We are living in the most dangerous times to be a Christian but there is much Australians can do to help, says the new head of Aid to the Church in Need.

“Christian persecution is very much alive and more Christians died for their faith in the last century than in the previous 19 centuries of Christian history combined,” says Merrylands father of three, Bernard Toutounji.

“The work of ACN – in building and rebuilding churches, in assisting poor seminarians and religious, and in collecting Mass offerings which support tens of thousands of priests – is more vital than ever.”

Bernard took over the reins in January from Phillip Collignon who is retiring after 27 years of guiding the Australian arm of the organisation which, among other things, supports 45,000 priests in poor or persecuted Christian communities around the globe.

He brings to the role a background in theology and business and a decade of experience in ministry for the Archdiocese of Sydney in the areas of marriage and family, vocations, and social sciences, including four as the director of Catholic Youth Services.

Bernard has also taught at university level and written and spoken on faith and ethics in Australia and overseas.

“Bernard has a real love for the charity and he and his family have supported it for many years,” says Phillip. “He will take Aid to the Church in Need forward in a different direction but with a real love for its supporters and its work for the suffering and persecuted Church.”

Bernard told The Catholic Weekly that it is a “very humbling honour and a great privilege to be part of a work which engages people in the evangelising mission of the Church in a very deep way”.

“Our donors are extremely loyal. For them it is so much more than simply giving money to a good cause.” A major priority for his first year is to raise greater awareness of ACN as the only international Catholic organisation which focuses on the pastoral and spiritual support of struggling Christian communities.

He and his wife Jane, who have two young daughters and a third child due in April, have been supporters “in our own little way for a long time” but it is still relatively unknown.

“There is a huge opportunity to get the message out to Catholics in the 2500 parishes across the country who are not familiar with ACN and its work.”
Bernard serves as a sub-deacon in the Melkite church and also hopes to gain the support of eastern churches.

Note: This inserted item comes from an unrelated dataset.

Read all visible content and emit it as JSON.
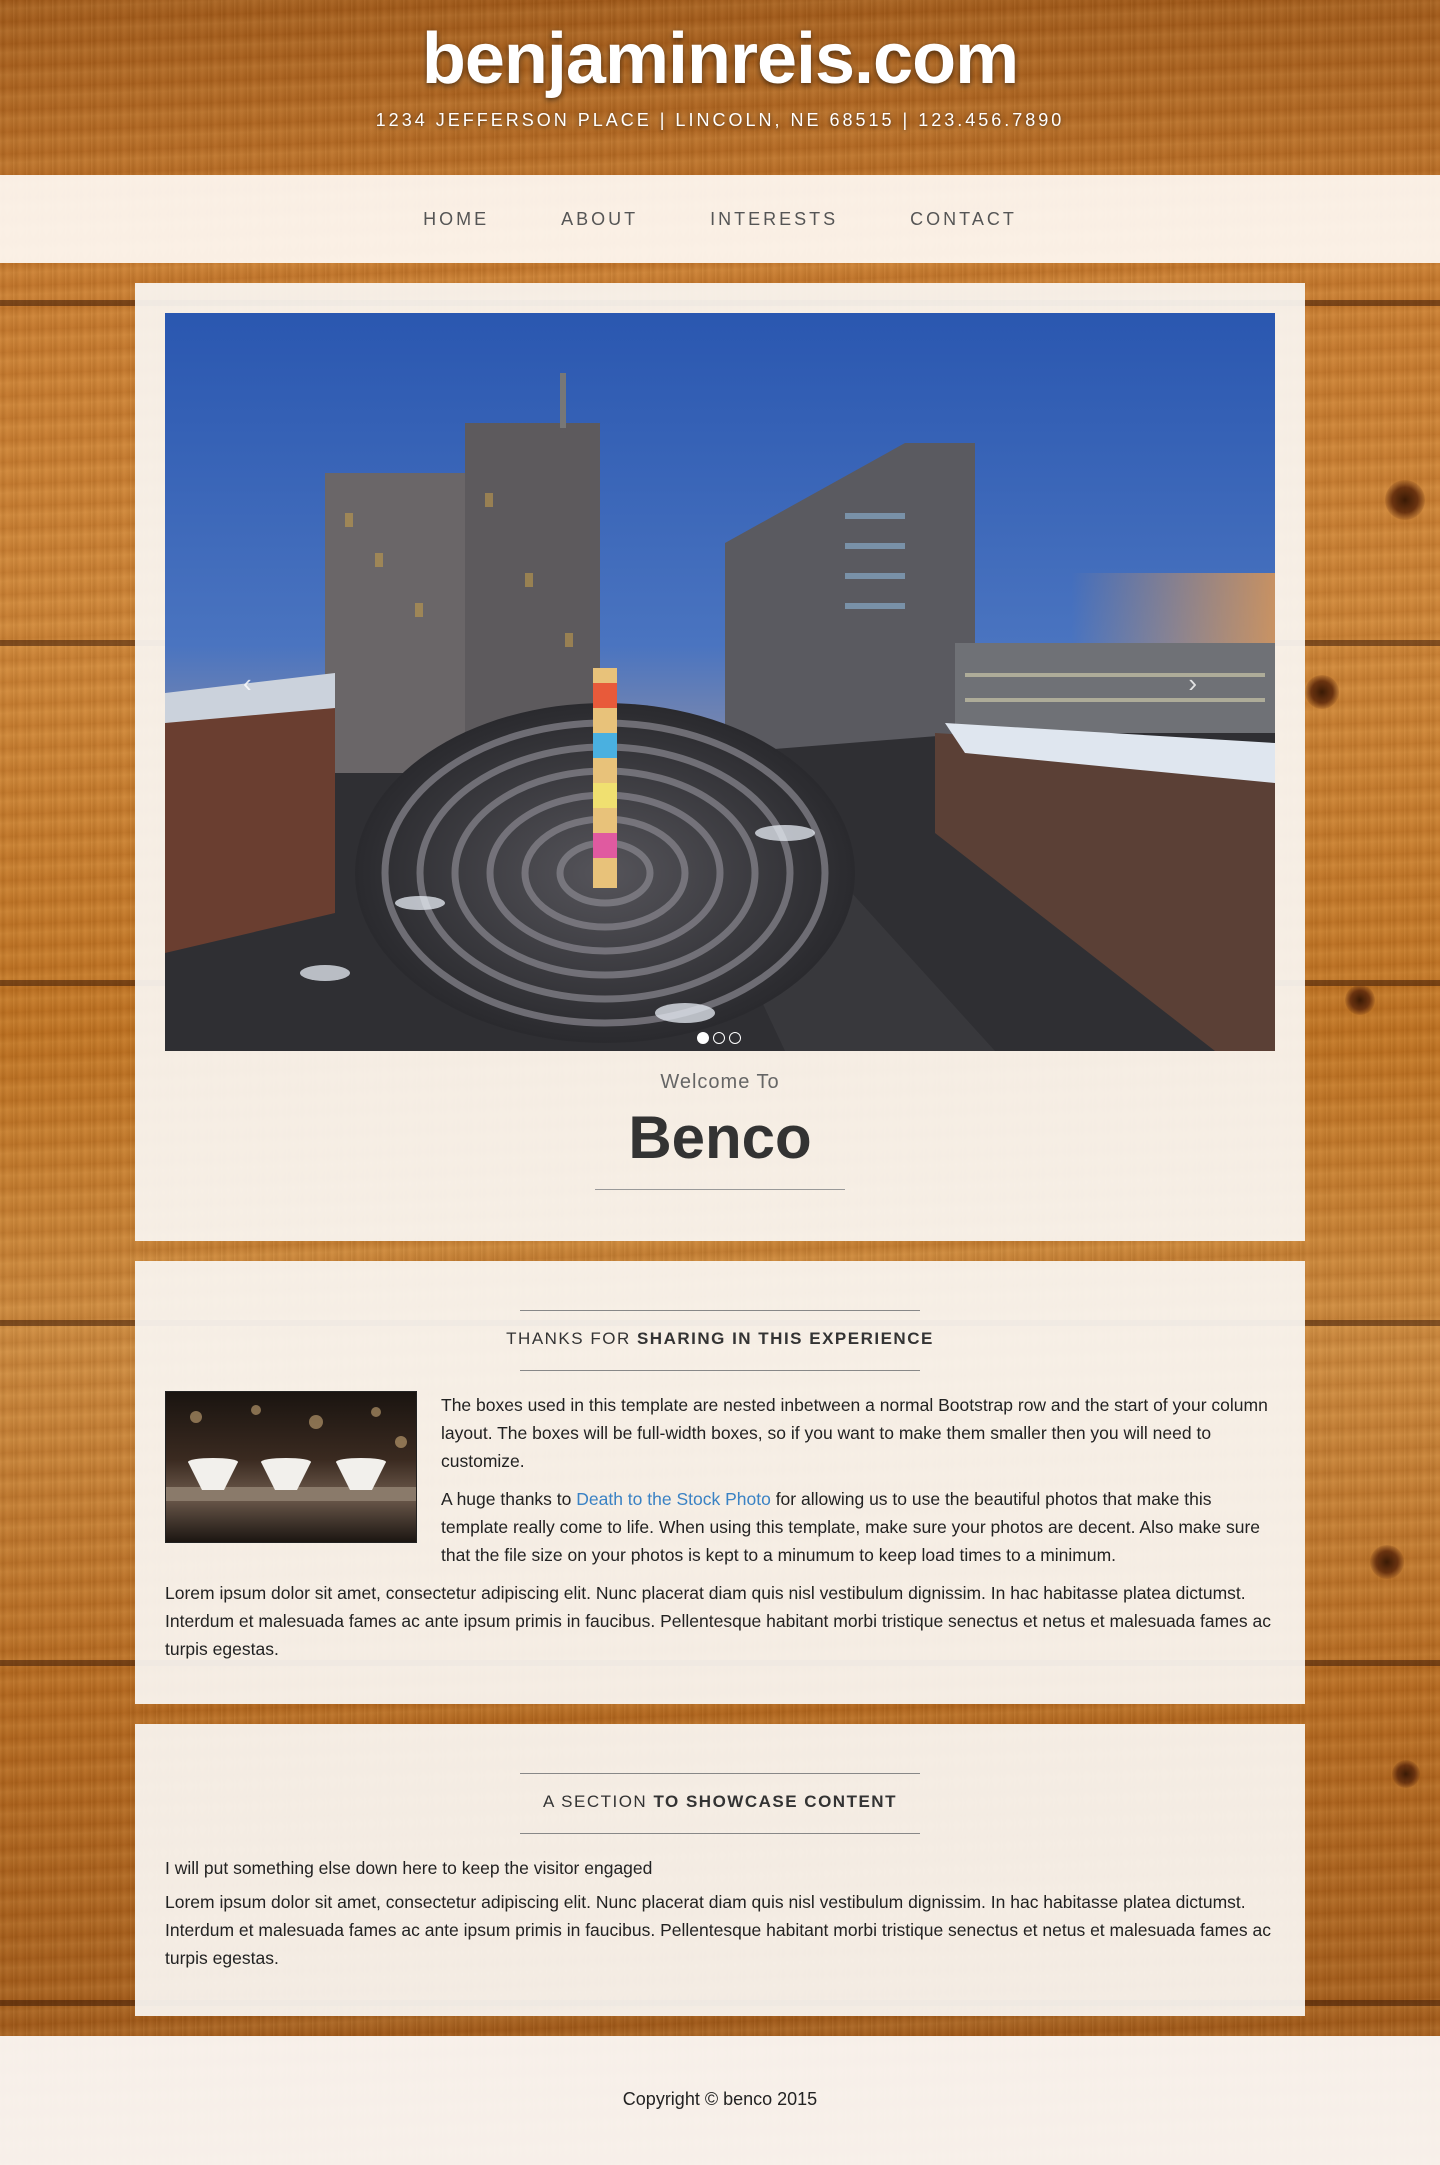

“The Syrian people are among the world’s most persecuted Christians and these are the relatives of the Maronites, Melkites, Chaldeans and other Orthodox communities established in Australia,” he said.